Potential budget cuts severe, widespread

Anumber of state budget areas are slated for major reductions for the new fiscal year starting July 1 because the spending plan approved by both the House and Senate protects most health care services. That is where billions of state and federal dollars are spent.

The Legislature at the third special session this year will try to avoid those budget cuts by increasing part of a temporary 1 percent state sales tax going off the books June 30. That would leave the remaining state sales tax at 4 percent.

The House Republican leadership wanted a one-third percent increase, which would make the new state sales tax 4.33 percent. Senators proposed a 4.5 percent tax, and the disagreement led to the second failed special session this year.

Without additional funds, TOPS scholarships would be funded at only 70 percent, a nearly $30 million reduction. A $97 million reduction for higher education budgets is a separate item.

The state Department of Corrections would see its funding reduced by $38 million. Local sheriffs who house some state prisoners would receive $43 million less from the state. Both reductions would lead to the early release of 10,000 prisoners over the next year.

The reduction to the Supplemental Nutritional Assistance Program (food stamps) that serves 19 percent of the state population could end the program.

Local district attorneys would lose $25 million in state support and private and parochial schools $14 million for lunchroom personnel and testing costs. A 24 percent reduction to the state Department of Education would cause the first-ever reduction to early childhood education.

Legislators have been able in the past to make other reductions protect areas like TOPS and higher education. However, the budget that was approved requires that any additional revenue be distributed on a pro-rata basis.

House GOP leaders have accused the administration of Democratic Gov. John Bel Edwards of using scare tactics to drum up support for higher taxes.

Those who administer these programs insist the consequences are real.

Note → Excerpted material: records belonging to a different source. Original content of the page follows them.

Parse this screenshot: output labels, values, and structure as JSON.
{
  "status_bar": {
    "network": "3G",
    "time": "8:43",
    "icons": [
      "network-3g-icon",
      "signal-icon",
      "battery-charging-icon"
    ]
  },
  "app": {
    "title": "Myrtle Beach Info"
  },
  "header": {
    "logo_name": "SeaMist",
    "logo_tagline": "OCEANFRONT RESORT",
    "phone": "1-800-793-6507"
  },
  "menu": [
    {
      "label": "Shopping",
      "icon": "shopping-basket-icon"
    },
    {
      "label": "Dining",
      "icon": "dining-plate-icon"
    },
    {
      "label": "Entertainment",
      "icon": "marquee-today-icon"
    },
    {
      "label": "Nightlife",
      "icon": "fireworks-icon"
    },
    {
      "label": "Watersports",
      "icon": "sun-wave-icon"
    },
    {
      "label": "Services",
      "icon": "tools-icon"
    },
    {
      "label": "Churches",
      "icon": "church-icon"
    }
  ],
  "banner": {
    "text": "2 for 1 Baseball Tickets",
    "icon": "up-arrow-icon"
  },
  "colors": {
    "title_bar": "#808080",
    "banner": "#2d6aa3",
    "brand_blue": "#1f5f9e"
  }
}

The only logical solution is for the House and Senate to agree to some kind of tax increase compromise in order to avoid the severity of these potential budget reductions.

See this article in the e-Edition Here